As this can be a very technical problem, it is advisable to seek legal advice whenever one is confronted with the validity of the decision or the contractual obligations of the company. With the amendments to the Companies Act 2004, the requirement that objects be specified in a corporation`s memorandum was repealed. Article 23(1) provided that an undertaking `shall be fully capable of carrying out or carrying out activities, performing acts or concluding transactions`. Clearly, this provision is intended to exclude the applicability of the ultra vires doctrine. However, the exclusion is incomplete, since Article 23 (1A) retains the possibility of including objects. The founders of a company can therefore choose to include an object clause in the memorandum. In addition, § 23 Abs. 1B the inclusion in the memorandum of provisions restricting the performance and powers of the company. Since the application of Article 23(1) is expressly limited, inter alia, by the provisions of the company`s statutes, the doctrine of ultra vires seems to remain relevant for companies making use of the possibility of limiting their capacity. How should an act be treated if it fell within the powers of society but was entered into in order to promote a purpose that was not within the meaning of the purpose of the corporation? In Rolled Steel Products (Holdings) Ltd v.
British Steel Corp, the courts held that, as long as the company had the power lawfully exercised, the fact that the object for which that power was exercised was outside the purpose of the company or used for inappropriate purposes did not render the exercise of the power ultra vires. This “illegal” exercise of the corporation`s power had nothing to do with the corporation`s capacity, but everything to do with the authority of the agents (usually directors) who exercised power on behalf of the corporation. Therefore, the resulting transaction was not void, but at the choice of the company and can only be contested if the other contractual partner was aware of the fault or breach of an obligation. The question that must be asked is whether the power of enterprise to be examined could have been exercised in order to pursue the objectives of the undertaking. If the answer is yes, the exercise of power is not ultra vires. The facts of the laminated steel case provide a useful illustration of this. Rolled Steel`s memorandum authorized them to provide guarantees. The board of directors led him to guarantee the obligations of a company controlled by a majority shareholder and director of Rolled Steel. As to whether the guarantee was void since it was ultra vires, the English Court of Appeal held that that was not the case. It was clear that the company was able to provide guarantees.

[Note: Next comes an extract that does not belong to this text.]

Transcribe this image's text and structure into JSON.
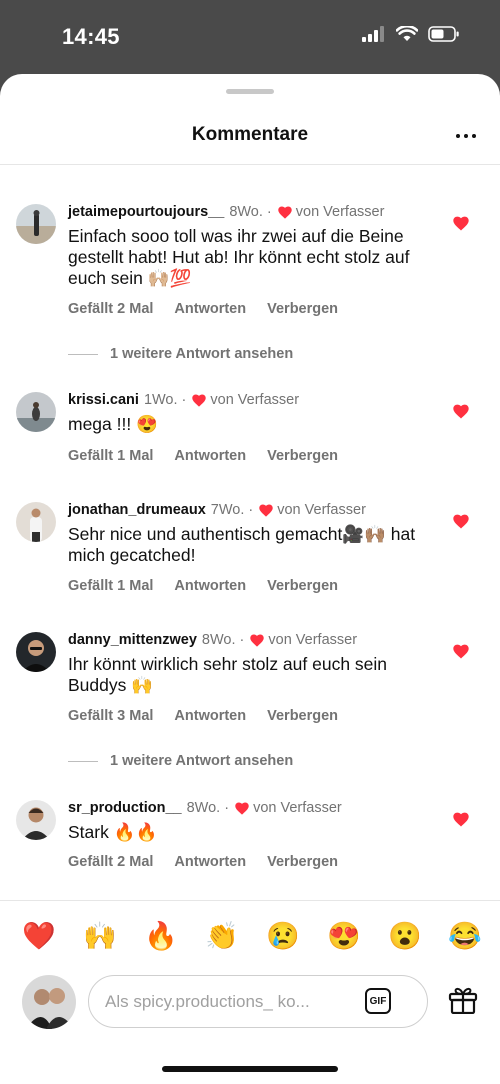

The fact that the guarantee constituted an abuse of power does not mean that the operation was ultra vires.
This view of ultra vires transactions (often referred to as the “narrow point of view”) was endorsed by the Singapore Court of Appeal in Banque Bruxelles Lambert v. Puvaria Packaging Industries (Pte) Ltd (see footnote 7) and contributes, in some way, to undermining the applicability of the ultra vires rule. In addition, section 25 of the Companies Act means that the consequences of the common law doctrine are further enhanced as follows: “No alleged act or act of a corporation. is void only because the company has not been able or authorized to perform such an act or to perform or effect such a transfer or transfer. If it is a party dealing with a company, the sting of the ultra vires doctrine has been virtually eliminated, since the transaction can no longer be void for this reason alone. It should be noted that the doctrine of constructive communication, which has so far worked hand in hand with the ultra-vires doctrine to the detriment of those who conclude contracts with undertakings, has been abolished by Article 25A. Therefore, it is not presumed that a person has knowledge of the contents of the company`s memorandum simply because it is a recommended document available for inspection. Although the doctrine is weakened, it is not entirely dead and buried, as subsection 25(2) retains a member`s right to apply to the court for an order of non-compliance with the ultra vires law. Unlike the common law, an ultra-vires transaction is not automatically null. Whether the so-called ultra-vires law is restricted (and thus avoided to that extent) depends on the court`s belief that it would be just and just if the law were restricted. Factors such as the possible injury or loss suffered by the alien, the alien`s level of knowledge and whether other rights of third parties are affected could be taken into account by the court when deciding whether or not to issue the order. The fact that an act exceeds the capacity of the company may also be invoked or invoked in proceedings against the directors of the company who, by inducing the company to engage in an ultra-vires transaction, would likely violate the obligations of its own directors. Limited liability company: This is a separate legal entity from its owners.
Shareholders have limited liability and are not held personally liable for the company`s debts, the maximum that shareholders can lose is the value of their investment. Courts generally do not find a lack of contractual capacity for people who are voluntarily drunk. The justification for this decision lies in the argument that individuals should not be allowed to circumvent their contractual obligations because of their self-induced conditions. However, for another reason, the courts also try to avoid the undesirable outcome, allowing the sober party to take advantage of the other person`s condition. Therefore, if a party is so drunk that they cannot understand the nature and consequences of the agreement, the contract can be declared null and void by the drunken party.